[Data records for software interfaces]
========================================================================

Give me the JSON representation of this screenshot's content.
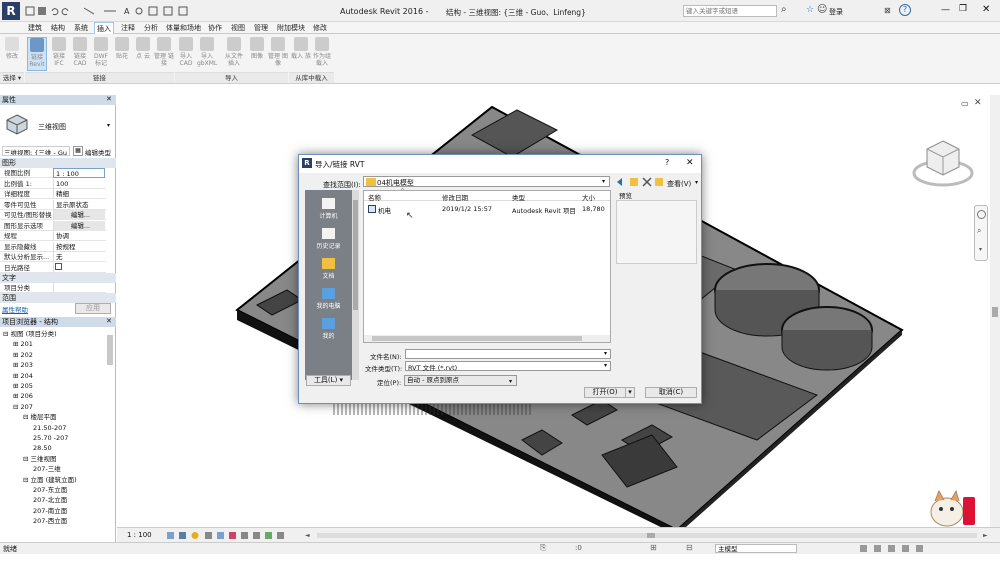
{
  "app": {
    "title": "Autodesk Revit 2016 -",
    "doc_title": "结构 - 三维视图: {三维 - Guo、Linfeng}",
    "search_placeholder": "键入关键字或短语",
    "user": "登录",
    "app_letter": "R"
  },
  "ribbon_tabs": [
    "建筑",
    "结构",
    "系统",
    "插入",
    "注释",
    "分析",
    "体量和场地",
    "协作",
    "视图",
    "管理",
    "附加模块",
    "修改"
  ],
  "ribbon_buttons": [
    {
      "label": "修改"
    },
    {
      "label": "链接 Revit"
    },
    {
      "label": "链接 IFC"
    },
    {
      "label": "链接 CAD"
    },
    {
      "label": "DWF 标记"
    },
    {
      "label": "贴花"
    },
    {
      "label": "点 云"
    },
    {
      "label": "管理 链接"
    },
    {
      "label": "导入 CAD"
    },
    {
      "label": "导入 gbXML"
    },
    {
      "label": "从文件 插入"
    },
    {
      "label": "图像"
    },
    {
      "label": "管理 图像"
    },
    {
      "label": "载入 族"
    },
    {
      "label": "作为组 载入"
    }
  ],
  "ribbon_groups": [
    "选择 ▾",
    "链接",
    "导入",
    "从库中载入"
  ],
  "properties": {
    "header": "属性",
    "type_name": "三维视图",
    "selector": "三维视图: {三维 - Gu",
    "edit_type": "编辑类型",
    "graphics_section": "图形",
    "rows": [
      {
        "k": "视图比例",
        "v": "1 : 100"
      },
      {
        "k": "比例值 1:",
        "v": "100"
      },
      {
        "k": "详细程度",
        "v": "精细"
      },
      {
        "k": "零件可见性",
        "v": "显示原状态"
      },
      {
        "k": "可见性/图形替换",
        "v": "编辑..."
      },
      {
        "k": "图形显示选项",
        "v": "编辑..."
      },
      {
        "k": "规程",
        "v": "协调"
      },
      {
        "k": "显示隐藏线",
        "v": "按规程"
      },
      {
        "k": "默认分析显示...",
        "v": "无"
      },
      {
        "k": "日光路径",
        "v": ""
      }
    ],
    "text_section": "文字",
    "text_rows": [
      {
        "k": "项目分类",
        "v": ""
      }
    ],
    "range_section": "范围",
    "help_link": "属性帮助",
    "apply": "应用"
  },
  "browser": {
    "header": "项目浏览器 - 结构",
    "items": [
      {
        "label": "视图 (项目分类)",
        "lvl": 0
      },
      {
        "label": "201",
        "lvl": 1
      },
      {
        "label": "202",
        "lvl": 1
      },
      {
        "label": "203",
        "lvl": 1
      },
      {
        "label": "204",
        "lvl": 1
      },
      {
        "label": "205",
        "lvl": 1
      },
      {
        "label": "206",
        "lvl": 1
      },
      {
        "label": "207",
        "lvl": 1
      },
      {
        "label": "楼层平面",
        "lvl": 2
      },
      {
        "label": "21.50-207",
        "lvl": 3
      },
      {
        "label": "25.70 -207",
        "lvl": 3
      },
      {
        "label": "28.50",
        "lvl": 3
      },
      {
        "label": "三维视图",
        "lvl": 2
      },
      {
        "label": "207-三维",
        "lvl": 3
      },
      {
        "label": "立面 (建筑立面)",
        "lvl": 2
      },
      {
        "label": "207-东立面",
        "lvl": 3
      },
      {
        "label": "207-北立面",
        "lvl": 3
      },
      {
        "label": "207-南立面",
        "lvl": 3
      },
      {
        "label": "207-西立面",
        "lvl": 3
      }
    ]
  },
  "dialog": {
    "title": "导入/链接 RVT",
    "help": "?",
    "lookin_label": "查找范围(I):",
    "lookin_value": "04机电模型",
    "view_label": "查看(V)",
    "preview_label": "预览",
    "places": [
      "计算机",
      "历史记录",
      "文档",
      "我的电脑",
      "我的"
    ],
    "columns": [
      "名称",
      "修改日期",
      "类型",
      "大小"
    ],
    "files": [
      {
        "name": "机电",
        "date": "2019/1/2 15:57",
        "type": "Autodesk Revit 项目",
        "size": "18,780"
      }
    ],
    "filename_label": "文件名(N):",
    "filename_value": "",
    "filetype_label": "文件类型(T):",
    "filetype_value": "RVT 文件 (*.rvt)",
    "position_label": "定位(P):",
    "position_value": "自动 - 原点到原点",
    "tools": "工具(L)",
    "open": "打开(O)",
    "cancel": "取消(C)"
  },
  "viewbar": {
    "scale": "1 : 100"
  },
  "status": {
    "text": "就绪",
    "zero": ":0",
    "model": "主模型"
  },
  "watermark": {
    "brand": "Bai du 经验",
    "url": "jingyan.baidu.com"
  }
}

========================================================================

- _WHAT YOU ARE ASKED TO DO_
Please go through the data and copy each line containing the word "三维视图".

- _TASK OUTPUT_
    "doc_title": "结构 - 三维视图: {三维 - Guo、Linfeng}",
    "type_name": "三维视图",
    "selector": "三维视图: {三维 - Gu",
        "label": "三维视图",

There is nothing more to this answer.